More than 3,500 people have tested positive for the coronavirus in Japan and 85 have died — not a huge outbreak compared with some hot spots. But the numbers keep rising with particular alarm over the spread in Tokyo, which has more than 1,000 cases, including 83 new ones on Monday.
“Given the state of crisis on the medical front, the government was advised to prepare to declare the state of emergency,” Prime Minister Shinzo Abe told reporters.
An emergency, which Abe said would last about a month, will give governors authority to call on people to stay at home and businesses to close, but will not be as restrictive as lockdowns in some other countries.
In most cases, there will be no penalties for ignoring requests to stay at home, and enforcement will rely more on peer pressure and respect for authority.
Pressure had been mounting on the government to take the step although Abe had voiced concern about being too hasty, given the restrictions on movement and businesses it would entail.
Abe also said the government has decided to launch a stimulus package of about 108 trillion yen, including more than 6 trillion yen for cash payouts to households and small businesses and 26 trillion yen to allow deferred social security and tax payments.
It was not immediately clear how much of that package would be new government spending.
“The government wants to help businesses continue and protect jobs,” Abe said.
An emergency appears to have public support. In a poll published on Monday by JNN, run by broadcaster TBS, 80 percent of those surveyed said Abe should declare it while 12 percent said it was not necessary. His approval rating fell by 5.7 points from last month to 43.2 percent, the survey showed.
But Kenji Shibuya, director of the Institute for Public Health at King’s College, London, said the emergency was too late given the explosive increase in cases in Tokyo.
“It should have been declared by April 1 at the latest,” he said.
Sounding an alarm over the high rate of cases that could not be traced, Tokyo Governor Yuriko Koike indicated last week that she would favor a state of emergency as a way to help her urge residents to abide by stronger social-distancing measures.
An expert on the government’s coronavirus panel said Japan could avoid an explosive rise by reducing person-to-person contact by 80 percent.
Under a law revised in March to cover the coronavirus, the prime minister can declare a state of emergency if the disease poses a “grave danger” to lives and if its rapid spread could have a big impact on the economy.
Economy Minister Yasutoshi Nishimura called for calm saying there was no need for people in designated prefectures to flee to other regions, which could spread infections, NHK reported.
While Japan’s coronavirus epidemic is dwarfed by the 335,000 infections and more than 9,500 deaths in the United States alone, experts worry a sudden surge could overwhelm Japan’s medical system.
Abe must seek formal advice from a panel of experts before deciding to go ahead and declare the emergency.
Governors in Tokyo and elsewhere have asked citizens to stay home on weekends, avoid crowds and evening outings, and work from home.
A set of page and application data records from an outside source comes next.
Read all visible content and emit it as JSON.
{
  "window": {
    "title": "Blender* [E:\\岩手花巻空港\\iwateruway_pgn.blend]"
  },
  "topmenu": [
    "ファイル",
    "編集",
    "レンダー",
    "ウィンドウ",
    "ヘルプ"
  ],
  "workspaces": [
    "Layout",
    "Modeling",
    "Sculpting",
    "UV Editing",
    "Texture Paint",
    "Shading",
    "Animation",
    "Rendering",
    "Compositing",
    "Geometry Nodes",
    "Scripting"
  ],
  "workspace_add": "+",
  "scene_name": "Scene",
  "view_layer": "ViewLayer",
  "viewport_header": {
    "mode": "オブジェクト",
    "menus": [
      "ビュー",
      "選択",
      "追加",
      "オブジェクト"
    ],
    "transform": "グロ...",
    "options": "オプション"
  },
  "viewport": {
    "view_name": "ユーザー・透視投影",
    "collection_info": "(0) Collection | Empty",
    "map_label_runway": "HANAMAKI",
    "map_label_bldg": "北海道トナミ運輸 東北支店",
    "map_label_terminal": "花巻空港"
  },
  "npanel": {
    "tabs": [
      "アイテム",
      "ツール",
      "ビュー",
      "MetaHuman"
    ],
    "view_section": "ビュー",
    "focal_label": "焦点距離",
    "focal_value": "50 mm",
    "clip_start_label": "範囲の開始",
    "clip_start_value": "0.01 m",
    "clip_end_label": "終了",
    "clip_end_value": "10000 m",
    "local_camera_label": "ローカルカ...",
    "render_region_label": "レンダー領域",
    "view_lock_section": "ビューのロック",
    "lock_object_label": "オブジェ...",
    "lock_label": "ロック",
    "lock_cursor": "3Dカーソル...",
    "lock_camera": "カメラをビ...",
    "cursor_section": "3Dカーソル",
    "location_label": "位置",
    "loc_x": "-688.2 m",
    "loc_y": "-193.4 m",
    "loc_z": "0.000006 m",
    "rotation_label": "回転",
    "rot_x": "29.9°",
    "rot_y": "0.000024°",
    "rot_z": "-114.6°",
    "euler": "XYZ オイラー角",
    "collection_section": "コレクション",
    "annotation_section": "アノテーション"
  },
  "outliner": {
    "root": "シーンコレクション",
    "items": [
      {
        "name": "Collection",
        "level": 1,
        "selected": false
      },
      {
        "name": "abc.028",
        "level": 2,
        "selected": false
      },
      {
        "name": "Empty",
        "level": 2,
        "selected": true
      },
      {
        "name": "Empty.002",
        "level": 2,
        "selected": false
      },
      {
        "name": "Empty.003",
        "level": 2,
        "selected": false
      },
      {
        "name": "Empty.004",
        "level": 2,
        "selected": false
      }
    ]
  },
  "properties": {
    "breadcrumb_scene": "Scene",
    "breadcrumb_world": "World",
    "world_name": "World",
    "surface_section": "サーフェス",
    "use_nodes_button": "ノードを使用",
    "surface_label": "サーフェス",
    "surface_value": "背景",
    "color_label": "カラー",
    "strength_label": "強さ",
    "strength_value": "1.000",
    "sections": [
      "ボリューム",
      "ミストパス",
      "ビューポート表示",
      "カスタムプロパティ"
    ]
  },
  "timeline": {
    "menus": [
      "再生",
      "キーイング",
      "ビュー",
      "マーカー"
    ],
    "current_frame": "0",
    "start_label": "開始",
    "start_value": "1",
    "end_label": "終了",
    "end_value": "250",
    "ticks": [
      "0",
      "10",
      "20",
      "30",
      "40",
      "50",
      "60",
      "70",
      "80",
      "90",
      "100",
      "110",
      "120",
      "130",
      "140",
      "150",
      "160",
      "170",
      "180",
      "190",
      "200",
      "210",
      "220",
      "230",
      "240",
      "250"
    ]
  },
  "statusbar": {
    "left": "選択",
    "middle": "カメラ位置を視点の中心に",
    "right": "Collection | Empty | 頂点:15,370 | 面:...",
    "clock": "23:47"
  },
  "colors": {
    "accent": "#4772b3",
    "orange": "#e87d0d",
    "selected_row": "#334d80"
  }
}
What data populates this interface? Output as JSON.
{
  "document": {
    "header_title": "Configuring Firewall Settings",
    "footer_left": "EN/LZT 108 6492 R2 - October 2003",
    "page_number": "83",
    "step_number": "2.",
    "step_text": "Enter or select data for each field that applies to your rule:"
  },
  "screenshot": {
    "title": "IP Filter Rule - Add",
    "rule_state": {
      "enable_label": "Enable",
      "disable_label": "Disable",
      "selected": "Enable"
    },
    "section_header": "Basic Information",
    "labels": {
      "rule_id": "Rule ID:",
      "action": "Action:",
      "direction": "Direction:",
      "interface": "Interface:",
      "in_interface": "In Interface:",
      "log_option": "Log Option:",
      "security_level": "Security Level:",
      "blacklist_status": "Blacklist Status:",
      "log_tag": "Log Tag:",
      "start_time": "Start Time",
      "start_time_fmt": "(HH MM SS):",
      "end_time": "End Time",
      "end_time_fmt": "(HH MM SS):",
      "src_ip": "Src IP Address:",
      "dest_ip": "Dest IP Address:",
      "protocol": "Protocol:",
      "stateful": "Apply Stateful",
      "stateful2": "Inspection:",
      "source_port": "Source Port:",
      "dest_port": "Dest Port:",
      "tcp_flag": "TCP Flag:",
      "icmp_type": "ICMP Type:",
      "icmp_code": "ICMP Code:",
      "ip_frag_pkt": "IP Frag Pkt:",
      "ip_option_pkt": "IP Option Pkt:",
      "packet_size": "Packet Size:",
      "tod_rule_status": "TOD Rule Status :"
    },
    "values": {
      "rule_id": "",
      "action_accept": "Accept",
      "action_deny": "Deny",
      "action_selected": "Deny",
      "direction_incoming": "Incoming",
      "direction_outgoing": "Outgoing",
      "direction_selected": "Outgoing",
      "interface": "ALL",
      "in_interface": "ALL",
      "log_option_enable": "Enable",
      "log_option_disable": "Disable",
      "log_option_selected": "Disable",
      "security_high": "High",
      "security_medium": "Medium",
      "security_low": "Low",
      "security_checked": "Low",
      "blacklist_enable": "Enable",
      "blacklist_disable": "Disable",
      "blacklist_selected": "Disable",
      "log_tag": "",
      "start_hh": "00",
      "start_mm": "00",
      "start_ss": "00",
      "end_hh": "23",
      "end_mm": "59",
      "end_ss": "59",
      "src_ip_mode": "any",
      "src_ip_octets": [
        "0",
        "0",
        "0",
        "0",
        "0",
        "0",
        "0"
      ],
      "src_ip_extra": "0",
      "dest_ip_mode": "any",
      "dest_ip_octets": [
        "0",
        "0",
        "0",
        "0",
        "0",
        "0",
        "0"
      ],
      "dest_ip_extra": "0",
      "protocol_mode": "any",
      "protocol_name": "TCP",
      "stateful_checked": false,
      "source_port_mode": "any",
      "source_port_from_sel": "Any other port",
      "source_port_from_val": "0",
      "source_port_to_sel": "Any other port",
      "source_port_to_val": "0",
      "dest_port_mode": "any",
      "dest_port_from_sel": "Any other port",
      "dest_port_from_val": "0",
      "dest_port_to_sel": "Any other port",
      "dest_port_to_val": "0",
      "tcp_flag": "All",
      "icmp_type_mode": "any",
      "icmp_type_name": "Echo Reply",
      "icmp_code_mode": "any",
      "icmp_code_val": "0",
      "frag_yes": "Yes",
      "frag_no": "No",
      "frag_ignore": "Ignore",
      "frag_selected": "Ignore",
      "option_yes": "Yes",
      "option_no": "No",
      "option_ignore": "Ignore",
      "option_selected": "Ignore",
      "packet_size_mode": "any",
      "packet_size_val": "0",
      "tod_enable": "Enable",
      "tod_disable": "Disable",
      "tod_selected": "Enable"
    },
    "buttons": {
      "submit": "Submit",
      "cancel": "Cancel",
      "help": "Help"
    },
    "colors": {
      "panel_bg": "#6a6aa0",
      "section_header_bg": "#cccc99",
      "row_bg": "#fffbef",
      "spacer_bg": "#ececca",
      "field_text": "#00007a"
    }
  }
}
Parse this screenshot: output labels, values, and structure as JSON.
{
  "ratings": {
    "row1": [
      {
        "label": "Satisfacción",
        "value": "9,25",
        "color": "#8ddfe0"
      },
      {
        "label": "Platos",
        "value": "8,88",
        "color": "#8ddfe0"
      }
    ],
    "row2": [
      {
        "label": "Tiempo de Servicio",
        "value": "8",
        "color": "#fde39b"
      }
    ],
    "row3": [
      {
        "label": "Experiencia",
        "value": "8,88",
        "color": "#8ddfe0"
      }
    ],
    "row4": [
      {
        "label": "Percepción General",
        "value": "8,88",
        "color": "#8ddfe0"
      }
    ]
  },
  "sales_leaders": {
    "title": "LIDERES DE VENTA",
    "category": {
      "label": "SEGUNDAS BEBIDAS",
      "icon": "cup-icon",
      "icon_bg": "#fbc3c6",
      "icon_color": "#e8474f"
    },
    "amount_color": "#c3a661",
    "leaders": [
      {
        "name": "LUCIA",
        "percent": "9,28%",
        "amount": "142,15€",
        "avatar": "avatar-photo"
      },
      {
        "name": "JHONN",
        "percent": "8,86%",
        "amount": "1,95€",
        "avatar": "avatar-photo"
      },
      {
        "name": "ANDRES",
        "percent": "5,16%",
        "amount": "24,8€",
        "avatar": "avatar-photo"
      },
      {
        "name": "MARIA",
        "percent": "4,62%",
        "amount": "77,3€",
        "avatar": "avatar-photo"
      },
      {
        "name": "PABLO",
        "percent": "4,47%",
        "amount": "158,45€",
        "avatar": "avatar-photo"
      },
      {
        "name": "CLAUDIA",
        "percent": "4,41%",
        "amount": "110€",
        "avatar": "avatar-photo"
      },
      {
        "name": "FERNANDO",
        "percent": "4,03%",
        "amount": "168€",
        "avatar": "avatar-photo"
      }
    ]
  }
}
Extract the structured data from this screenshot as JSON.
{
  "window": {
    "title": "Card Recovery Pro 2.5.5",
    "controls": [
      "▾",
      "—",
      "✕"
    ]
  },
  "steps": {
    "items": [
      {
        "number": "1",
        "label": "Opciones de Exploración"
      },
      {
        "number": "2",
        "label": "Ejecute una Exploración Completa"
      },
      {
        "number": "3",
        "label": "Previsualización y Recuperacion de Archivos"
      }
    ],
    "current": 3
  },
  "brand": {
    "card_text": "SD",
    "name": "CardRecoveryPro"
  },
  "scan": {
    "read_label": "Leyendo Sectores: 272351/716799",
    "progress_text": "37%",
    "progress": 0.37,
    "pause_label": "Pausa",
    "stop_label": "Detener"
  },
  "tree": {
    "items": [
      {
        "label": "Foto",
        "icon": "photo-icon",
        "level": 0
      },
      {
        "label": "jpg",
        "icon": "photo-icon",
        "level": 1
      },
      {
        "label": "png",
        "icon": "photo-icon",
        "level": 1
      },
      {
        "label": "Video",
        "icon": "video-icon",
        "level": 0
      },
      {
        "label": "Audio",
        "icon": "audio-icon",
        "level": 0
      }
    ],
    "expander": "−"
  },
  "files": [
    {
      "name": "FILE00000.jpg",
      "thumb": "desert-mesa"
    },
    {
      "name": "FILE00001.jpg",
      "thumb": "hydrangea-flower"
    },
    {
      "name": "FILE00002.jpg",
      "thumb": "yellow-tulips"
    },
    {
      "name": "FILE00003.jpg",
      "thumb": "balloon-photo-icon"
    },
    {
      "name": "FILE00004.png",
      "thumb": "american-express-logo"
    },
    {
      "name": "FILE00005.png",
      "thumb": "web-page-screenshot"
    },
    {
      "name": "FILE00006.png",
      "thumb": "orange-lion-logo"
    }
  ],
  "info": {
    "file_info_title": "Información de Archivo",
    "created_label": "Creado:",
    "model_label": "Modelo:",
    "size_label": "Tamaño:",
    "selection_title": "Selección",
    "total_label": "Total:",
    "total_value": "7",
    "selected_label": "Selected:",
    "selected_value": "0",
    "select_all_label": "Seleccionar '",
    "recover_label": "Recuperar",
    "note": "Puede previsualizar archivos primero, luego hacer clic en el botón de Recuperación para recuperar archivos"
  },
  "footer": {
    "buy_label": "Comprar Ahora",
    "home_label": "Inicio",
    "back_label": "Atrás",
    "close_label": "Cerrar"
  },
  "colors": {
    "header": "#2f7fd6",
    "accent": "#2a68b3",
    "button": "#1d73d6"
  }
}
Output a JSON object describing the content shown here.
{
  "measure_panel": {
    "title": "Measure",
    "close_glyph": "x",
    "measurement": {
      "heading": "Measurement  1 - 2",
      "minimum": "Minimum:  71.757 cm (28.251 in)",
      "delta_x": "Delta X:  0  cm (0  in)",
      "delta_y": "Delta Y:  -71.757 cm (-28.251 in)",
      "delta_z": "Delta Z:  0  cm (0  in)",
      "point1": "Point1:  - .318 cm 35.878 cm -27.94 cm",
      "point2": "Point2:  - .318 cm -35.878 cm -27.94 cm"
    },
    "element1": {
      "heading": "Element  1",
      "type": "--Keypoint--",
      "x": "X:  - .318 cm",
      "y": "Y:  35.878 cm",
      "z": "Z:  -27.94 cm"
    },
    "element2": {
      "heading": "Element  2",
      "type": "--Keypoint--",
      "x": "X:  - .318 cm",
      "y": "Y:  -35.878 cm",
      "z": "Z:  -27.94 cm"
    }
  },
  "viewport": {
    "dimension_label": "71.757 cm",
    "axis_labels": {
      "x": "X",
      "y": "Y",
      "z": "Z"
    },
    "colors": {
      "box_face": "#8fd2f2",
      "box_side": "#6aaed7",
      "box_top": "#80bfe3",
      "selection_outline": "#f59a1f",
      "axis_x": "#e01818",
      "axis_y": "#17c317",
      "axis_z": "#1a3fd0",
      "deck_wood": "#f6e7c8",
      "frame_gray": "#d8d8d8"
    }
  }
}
That has had some effect, but not as much as many experts said was needed.